▸ Aim of the exercise: From the listing below, pull out the lines that hold "watermark".

***** Records shown

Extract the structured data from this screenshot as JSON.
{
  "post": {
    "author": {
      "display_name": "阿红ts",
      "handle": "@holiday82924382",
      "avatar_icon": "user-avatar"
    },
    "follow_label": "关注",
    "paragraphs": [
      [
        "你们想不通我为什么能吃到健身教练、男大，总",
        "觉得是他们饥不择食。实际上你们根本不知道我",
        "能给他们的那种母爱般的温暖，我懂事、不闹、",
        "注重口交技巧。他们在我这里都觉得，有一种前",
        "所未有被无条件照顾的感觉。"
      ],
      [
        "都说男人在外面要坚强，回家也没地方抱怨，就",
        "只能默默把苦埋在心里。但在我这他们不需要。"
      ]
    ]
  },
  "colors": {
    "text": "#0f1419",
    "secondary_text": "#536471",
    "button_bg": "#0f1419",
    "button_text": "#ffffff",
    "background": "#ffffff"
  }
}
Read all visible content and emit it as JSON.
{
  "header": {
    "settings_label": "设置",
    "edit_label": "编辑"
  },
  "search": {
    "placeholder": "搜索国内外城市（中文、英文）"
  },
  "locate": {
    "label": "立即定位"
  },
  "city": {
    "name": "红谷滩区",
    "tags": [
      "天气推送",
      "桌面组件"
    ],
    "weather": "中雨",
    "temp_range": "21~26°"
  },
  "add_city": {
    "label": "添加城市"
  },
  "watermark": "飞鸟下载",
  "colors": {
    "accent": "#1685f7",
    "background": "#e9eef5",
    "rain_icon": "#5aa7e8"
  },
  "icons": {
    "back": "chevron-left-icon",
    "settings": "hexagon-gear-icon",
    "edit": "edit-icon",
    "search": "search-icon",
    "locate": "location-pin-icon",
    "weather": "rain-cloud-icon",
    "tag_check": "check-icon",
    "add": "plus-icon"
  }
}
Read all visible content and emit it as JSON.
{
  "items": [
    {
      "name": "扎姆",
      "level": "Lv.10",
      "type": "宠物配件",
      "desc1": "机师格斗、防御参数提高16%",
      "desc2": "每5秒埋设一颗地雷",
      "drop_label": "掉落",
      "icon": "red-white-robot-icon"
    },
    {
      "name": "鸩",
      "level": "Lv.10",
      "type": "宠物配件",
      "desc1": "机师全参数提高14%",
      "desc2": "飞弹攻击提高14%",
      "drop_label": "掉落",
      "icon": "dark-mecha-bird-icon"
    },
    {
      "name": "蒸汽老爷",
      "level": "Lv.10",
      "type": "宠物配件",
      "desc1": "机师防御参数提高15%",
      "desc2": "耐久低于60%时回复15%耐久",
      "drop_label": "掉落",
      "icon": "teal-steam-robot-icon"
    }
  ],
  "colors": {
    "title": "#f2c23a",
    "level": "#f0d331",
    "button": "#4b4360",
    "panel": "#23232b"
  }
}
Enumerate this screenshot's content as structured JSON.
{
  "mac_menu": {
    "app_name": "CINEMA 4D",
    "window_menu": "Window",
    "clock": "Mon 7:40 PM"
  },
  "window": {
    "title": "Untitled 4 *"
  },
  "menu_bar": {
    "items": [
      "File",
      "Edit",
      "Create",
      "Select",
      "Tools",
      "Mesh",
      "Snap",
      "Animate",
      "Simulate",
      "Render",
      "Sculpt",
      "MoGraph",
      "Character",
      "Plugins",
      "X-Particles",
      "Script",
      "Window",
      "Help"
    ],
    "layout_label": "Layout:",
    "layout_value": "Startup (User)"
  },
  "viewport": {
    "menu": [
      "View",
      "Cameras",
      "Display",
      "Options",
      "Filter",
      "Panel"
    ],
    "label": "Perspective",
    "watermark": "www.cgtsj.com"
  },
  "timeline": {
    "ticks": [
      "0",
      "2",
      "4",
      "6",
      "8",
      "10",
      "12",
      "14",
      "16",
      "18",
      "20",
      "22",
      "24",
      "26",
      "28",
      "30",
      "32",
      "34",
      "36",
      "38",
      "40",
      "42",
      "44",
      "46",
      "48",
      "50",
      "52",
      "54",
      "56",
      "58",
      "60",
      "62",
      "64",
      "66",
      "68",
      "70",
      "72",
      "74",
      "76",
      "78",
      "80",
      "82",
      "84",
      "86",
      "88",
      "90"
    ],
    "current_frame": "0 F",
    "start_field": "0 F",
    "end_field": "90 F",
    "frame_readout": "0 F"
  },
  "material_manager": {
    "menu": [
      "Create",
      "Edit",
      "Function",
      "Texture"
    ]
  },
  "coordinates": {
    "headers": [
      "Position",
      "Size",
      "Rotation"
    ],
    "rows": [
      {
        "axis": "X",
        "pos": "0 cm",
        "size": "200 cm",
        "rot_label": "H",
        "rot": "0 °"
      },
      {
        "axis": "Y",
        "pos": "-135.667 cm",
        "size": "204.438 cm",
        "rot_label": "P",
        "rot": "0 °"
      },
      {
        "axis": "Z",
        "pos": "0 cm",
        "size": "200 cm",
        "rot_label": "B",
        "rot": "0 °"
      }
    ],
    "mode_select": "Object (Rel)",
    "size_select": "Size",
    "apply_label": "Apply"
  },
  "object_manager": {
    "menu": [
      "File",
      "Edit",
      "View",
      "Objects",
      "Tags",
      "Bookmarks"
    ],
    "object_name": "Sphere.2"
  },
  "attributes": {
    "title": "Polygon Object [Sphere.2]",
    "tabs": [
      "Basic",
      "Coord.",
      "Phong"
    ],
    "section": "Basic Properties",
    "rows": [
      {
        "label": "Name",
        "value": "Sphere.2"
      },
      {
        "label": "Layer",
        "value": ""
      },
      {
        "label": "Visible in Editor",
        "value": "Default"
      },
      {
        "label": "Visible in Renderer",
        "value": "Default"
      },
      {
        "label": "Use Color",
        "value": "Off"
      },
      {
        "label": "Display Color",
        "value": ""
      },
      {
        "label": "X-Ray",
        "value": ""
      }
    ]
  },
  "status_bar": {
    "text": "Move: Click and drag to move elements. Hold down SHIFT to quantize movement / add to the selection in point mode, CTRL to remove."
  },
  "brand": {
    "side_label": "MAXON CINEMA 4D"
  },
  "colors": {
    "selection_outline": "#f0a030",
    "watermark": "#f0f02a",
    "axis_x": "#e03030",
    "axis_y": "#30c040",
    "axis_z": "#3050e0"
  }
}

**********

▸ Result for this task:
  "watermark": "飞鸟下载",
    "watermark": "www.cgtsj.com"
    "watermark": "#f0f02a",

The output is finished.